>>>

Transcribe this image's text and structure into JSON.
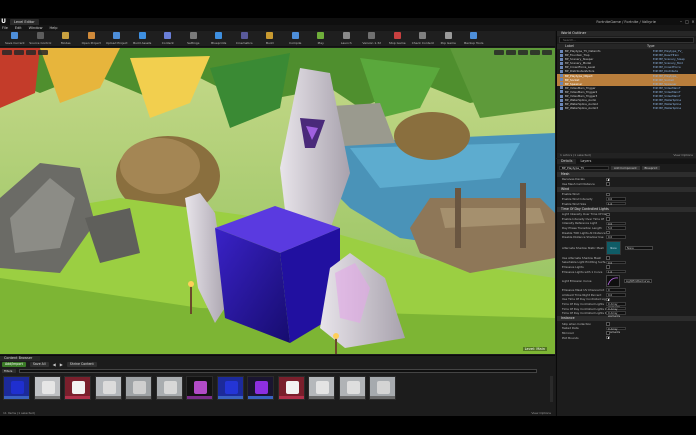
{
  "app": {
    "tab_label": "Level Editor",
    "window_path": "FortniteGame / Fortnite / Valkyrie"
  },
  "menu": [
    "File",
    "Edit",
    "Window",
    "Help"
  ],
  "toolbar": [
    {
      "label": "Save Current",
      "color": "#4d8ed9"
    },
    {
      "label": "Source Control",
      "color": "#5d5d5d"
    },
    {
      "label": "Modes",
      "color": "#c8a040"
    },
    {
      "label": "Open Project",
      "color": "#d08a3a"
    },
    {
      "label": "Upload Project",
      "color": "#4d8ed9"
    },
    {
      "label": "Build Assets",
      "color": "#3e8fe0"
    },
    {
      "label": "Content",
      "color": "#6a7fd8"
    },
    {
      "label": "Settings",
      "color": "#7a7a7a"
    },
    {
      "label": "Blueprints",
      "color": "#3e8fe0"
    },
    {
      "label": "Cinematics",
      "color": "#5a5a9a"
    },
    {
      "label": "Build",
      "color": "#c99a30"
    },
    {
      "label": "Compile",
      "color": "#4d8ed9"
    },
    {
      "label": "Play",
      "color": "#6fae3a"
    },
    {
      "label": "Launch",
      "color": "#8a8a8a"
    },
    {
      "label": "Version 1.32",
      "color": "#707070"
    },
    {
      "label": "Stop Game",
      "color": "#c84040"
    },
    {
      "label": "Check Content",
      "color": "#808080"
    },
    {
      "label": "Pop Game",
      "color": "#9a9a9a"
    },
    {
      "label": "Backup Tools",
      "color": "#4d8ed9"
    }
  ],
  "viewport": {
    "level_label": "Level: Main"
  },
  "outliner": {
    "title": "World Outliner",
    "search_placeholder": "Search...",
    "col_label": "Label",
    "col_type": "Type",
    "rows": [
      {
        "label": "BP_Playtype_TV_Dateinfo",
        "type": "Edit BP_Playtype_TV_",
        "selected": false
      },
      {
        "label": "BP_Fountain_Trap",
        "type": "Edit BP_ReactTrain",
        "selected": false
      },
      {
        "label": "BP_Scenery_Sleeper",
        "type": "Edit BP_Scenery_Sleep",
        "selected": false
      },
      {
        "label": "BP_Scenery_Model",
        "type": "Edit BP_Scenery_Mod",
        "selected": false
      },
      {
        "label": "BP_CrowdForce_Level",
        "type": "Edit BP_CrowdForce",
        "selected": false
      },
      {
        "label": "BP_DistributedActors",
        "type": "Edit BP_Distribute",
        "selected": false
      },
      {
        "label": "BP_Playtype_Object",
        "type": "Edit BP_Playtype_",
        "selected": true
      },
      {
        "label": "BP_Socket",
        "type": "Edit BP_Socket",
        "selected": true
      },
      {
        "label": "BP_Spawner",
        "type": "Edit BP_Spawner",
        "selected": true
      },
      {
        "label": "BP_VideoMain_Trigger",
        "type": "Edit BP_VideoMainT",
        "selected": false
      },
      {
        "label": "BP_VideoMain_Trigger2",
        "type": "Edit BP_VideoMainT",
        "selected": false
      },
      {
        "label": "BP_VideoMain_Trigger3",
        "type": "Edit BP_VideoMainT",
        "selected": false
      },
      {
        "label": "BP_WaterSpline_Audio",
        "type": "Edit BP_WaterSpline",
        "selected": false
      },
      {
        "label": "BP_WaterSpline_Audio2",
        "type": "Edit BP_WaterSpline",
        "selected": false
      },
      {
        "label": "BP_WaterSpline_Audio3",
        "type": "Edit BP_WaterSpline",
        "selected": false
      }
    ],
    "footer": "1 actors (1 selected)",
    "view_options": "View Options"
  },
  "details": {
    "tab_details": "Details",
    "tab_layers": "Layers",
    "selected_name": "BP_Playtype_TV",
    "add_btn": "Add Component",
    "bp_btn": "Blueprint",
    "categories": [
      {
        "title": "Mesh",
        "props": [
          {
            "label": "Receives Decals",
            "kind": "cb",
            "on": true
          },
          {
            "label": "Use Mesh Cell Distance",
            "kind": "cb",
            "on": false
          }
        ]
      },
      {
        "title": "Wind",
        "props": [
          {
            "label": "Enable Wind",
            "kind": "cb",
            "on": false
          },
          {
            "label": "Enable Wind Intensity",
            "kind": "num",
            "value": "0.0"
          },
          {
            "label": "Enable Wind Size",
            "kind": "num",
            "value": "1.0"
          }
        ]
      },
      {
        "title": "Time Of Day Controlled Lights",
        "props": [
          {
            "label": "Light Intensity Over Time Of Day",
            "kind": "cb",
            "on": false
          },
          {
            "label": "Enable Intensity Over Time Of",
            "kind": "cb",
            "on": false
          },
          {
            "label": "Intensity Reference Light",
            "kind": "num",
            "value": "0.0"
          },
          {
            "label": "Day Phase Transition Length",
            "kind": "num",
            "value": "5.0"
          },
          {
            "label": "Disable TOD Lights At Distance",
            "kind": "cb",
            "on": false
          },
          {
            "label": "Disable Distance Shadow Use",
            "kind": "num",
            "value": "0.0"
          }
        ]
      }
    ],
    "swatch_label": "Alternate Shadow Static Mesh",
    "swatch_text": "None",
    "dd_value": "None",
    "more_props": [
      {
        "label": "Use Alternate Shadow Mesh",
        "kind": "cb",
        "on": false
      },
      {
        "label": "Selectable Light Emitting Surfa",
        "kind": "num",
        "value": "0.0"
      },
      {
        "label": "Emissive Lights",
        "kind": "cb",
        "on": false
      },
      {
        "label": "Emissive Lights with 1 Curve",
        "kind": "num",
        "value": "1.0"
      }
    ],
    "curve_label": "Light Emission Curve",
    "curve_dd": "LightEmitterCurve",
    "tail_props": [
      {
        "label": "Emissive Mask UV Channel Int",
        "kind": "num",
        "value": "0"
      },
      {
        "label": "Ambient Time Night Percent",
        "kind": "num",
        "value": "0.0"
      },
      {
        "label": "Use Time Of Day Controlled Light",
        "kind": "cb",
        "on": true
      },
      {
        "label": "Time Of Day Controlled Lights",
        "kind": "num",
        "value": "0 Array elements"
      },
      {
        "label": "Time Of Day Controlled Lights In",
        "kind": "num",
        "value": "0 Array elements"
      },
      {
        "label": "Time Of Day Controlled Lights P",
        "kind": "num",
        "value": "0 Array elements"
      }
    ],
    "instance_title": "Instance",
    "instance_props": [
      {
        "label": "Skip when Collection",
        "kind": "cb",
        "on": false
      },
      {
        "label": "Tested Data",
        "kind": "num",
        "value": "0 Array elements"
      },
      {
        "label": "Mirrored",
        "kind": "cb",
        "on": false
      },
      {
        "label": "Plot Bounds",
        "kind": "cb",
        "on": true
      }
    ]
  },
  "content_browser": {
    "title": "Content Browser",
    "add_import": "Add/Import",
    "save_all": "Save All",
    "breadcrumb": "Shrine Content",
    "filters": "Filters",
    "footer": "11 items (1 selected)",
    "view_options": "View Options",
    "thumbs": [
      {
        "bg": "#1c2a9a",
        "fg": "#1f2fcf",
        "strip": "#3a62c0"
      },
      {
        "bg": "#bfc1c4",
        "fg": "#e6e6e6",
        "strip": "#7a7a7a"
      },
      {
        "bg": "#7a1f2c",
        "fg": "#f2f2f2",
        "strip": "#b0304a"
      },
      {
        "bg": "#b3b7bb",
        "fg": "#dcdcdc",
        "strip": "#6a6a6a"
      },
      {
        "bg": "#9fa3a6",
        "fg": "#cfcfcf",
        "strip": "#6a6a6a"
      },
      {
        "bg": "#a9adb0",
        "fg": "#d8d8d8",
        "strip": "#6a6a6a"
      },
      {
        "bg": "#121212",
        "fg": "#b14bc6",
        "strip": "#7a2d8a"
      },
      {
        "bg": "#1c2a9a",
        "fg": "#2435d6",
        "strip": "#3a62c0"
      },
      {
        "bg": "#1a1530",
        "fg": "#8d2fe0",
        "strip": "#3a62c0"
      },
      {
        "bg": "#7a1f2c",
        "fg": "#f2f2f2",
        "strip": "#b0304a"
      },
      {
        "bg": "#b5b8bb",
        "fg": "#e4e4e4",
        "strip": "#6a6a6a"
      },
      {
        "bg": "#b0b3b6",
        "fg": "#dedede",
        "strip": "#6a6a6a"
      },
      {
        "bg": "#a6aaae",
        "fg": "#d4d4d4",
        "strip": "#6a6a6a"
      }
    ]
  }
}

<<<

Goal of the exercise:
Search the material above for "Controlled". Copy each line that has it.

Task solution:
        "title": "Time Of Day Controlled Lights",
        "label": "Use Time Of Day Controlled Light",
        "label": "Time Of Day Controlled Lights",
        "label": "Time Of Day Controlled Lights In",
        "label": "Time Of Day Controlled Lights P",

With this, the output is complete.